There’s a rule in politics that goes something like this: You incentivize what you want more of and tax what you want less of.
It doesn’t work in every scenario, but there seems to be wisdom behind the phrase.
That political philosophy is well suited to a proposal by Wyoming Sen. Mike Enzi, who recently proposed a carbon tax credit for companies that sequester carbon dioxide and use it for energy extraction.
The bill is aimed at encouraging the capture and use of the greenhouse gas, commonly generated by coal-fired power plants and other industrial facilities. Some producers in Wyoming and elsewhere pump the gas into depleted oil wells to push out additional oil, a practice known as enhanced oil recovery.
On the surface, it’s a great piece of legislation for Wyoming because it helps the energy industry and would help the market for coal presumably.
The bill, if passed, would create an environment that would help stabilize the carbon dioxide market, leading to the kind of certainty businesses would need to be able to rely on the technology.
This bill would gurantee carbon dioxide producers would get revenue or credits from the captured gas. Because the government has recognized the need and because there is financial incentive, it gives carbon dioxide producers a better chance at finding investors and banks ready to help support the industry.
Because this bill could stabilize the market, it gives certainty to those interested in investing in the technology. And, as more companies invest, the technology becomes cheaper, therby increasing the likelihood of its widespread use.
The side benefit, of course, is that carbon dioxide capture would help make coal consumption more palatable. Indeed, carbon dioxide, the greenhouse gas released when coal is burned is one of the chief reasons for opposition to coal. But imagine if that concern would be lessened or nearly minimized? What effect could that have on the coal industry?
Could carbon dioxide sequestration help revitalize oil fields once thought played out?
We’ve said it before: Carbon based energy isn’t going away soon. The United States and its increasing appetite for energy doesn’t appear to be lessening. In order to achieve energy independence, our energy sources must be diverse, and that includes developing new fuel sources.
Meanwhile, we will need to meet growing demands.

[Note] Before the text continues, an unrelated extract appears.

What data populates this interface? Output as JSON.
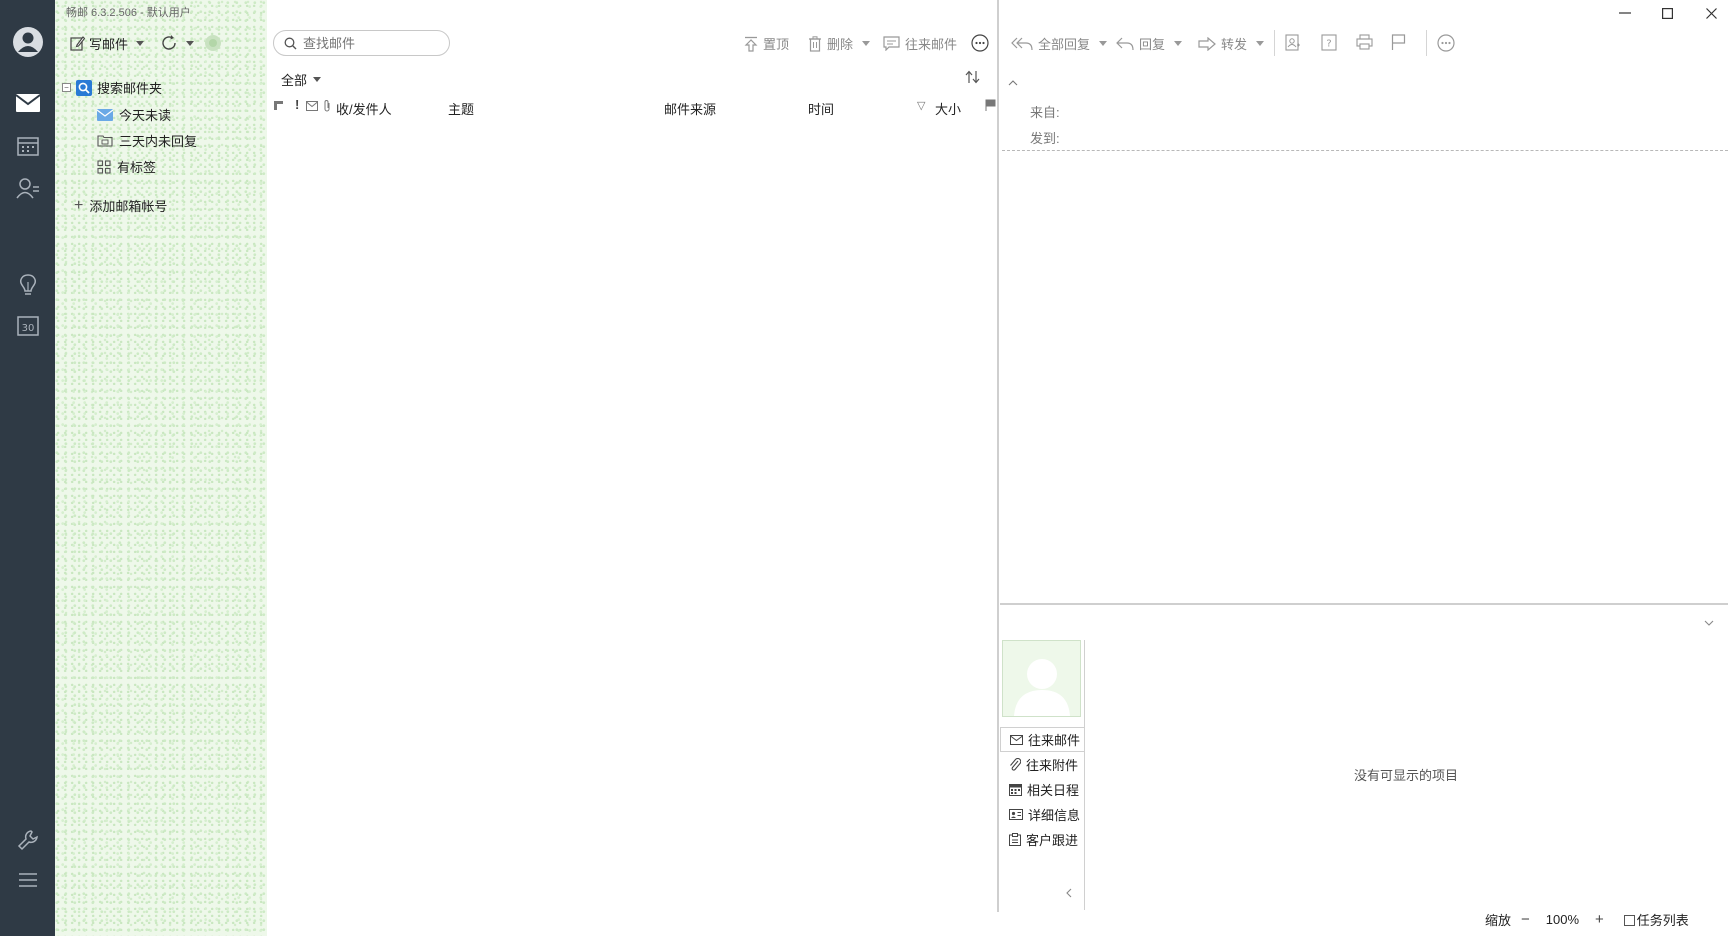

Carbon dioxide means that we will have a chance to be better at extracting fuels that already exist, too. Or, it could mean we can develop new ways to make the old fuels even better.
Enzi’s legislation appears to be just this kind of step. This law, if passed, will allow us to continue to revitalize oil fields, making them productive again. And, it will allow us to use coal, but ensure it will have even less impact on the environment.
Enzi should be given credit. Opponents and critics of coal and fossil fuel energy like to take shots at the state and industries for not trying something new and not improving business practices. Anyone who works in Wyoming knows different — just look at the life hydraulic fracturing has given to fields across the state. Yet, a tax credit for carbon dioxide is another example of being proactive and responsive.
We hope among all the gridlock that exists in Congress, this might be one of the few pieces of legislation that has a chance of winning the bipartisan support needed to become law.